The Internet connects thousands
National Foundation of Civil Society and Fund For Non-Governmental Organisations has supported several projects developing the E-power of non governmental organizations. Thanks to this many non profit organizations have managed to found a web-page but after the end of the project development slows and webpages grow old. Umbrella organizations are more active. The Network of Estonian Non-profit Organisations has a mailing list with 3300 contacts, Estonian National Youth Council spreads information to its 50 members, Estonian Village Movement Kodukant also has a wide network on the web. But all these networks are predominantly using the Web for sharing information and in fact a lot more could be done in terms of developing new “tools” to support the functioning of an organization. “For a start something like a “self-help” page should be launched where activists of different organizations could ask one another questions and discuss organizational problems” Liia Hänni suggested.
Scepticism towards E-democracy

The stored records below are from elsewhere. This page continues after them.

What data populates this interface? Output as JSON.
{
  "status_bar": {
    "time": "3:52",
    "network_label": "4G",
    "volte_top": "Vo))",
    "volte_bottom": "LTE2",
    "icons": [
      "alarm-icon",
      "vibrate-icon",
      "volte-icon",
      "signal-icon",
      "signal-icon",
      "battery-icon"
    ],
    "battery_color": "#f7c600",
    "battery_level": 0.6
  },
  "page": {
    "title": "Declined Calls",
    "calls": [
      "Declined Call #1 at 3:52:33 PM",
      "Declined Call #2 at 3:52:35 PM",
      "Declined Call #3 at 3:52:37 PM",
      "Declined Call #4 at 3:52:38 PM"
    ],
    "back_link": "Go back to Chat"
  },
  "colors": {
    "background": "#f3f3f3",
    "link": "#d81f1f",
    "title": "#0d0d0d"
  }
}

Representatives of roof organizations at the seminar expressed their fundamental doubts about Internet communication and the possibility of e-democracy. The pessimism is usually grounded on single cases of Internet discussions where somebody responded impolitely (swearing, mocking, obsessive fixation). Surprisingly it turned out that several Estonian civil society activists regard the Internet as a place to “hide” and work in isolation. Young people wish to be amongst themselves, village community does not want to talk to the adult educators community etc. Internet depends on how one approaches it and such attitudes will indeed not unite and make public but rather separate and hide non-profit organizations from one another. We hope that these barriers between different interest groups will be overcome by organizing activities that interest many groups – action democracy. Examples could include fake elections and collecting signatures for petitions. The new web environment www.petitsioon.ee where one can digitally start and sign petitions could be used here.
The success of E-discussions depends on moderator
The 10 years long experience of the mailing list Estonian Educational Forum proves that with good will it is very possible to discuss and learn from one another in the virtual environment. An active moderator that keeps the discussion lively and checks that single users would not misuse the list for wrong purposes is crucial. Discussions become lively when the questions are about ethical choices and opposing points of view are present among participants. Another factor is that the number of people in the list should be large enough (over 1000 members on the education list) and diverse, so that various life experiences and points of view would be represented. These simple conditions for successful e-discussion was news for the majority of the participants at the seminar.
Commenting law proposals on the Internet
The Estonian web-page www.osale.ee gives every citizen of Estonia the opportunity to comment on law proposals. Ministries upload draft laws and people can comment. There are currently about 3000 users of this service and this is probably too little to have any real influence on the passing of laws. The participants of the seminar agreed that the situation would improve if local municipalities and political parties would also become involved at www.osale.ee.
Participants of the discussion seminar agreed that increasing virtual capital of civil society is an important issue and needs ongoing attention.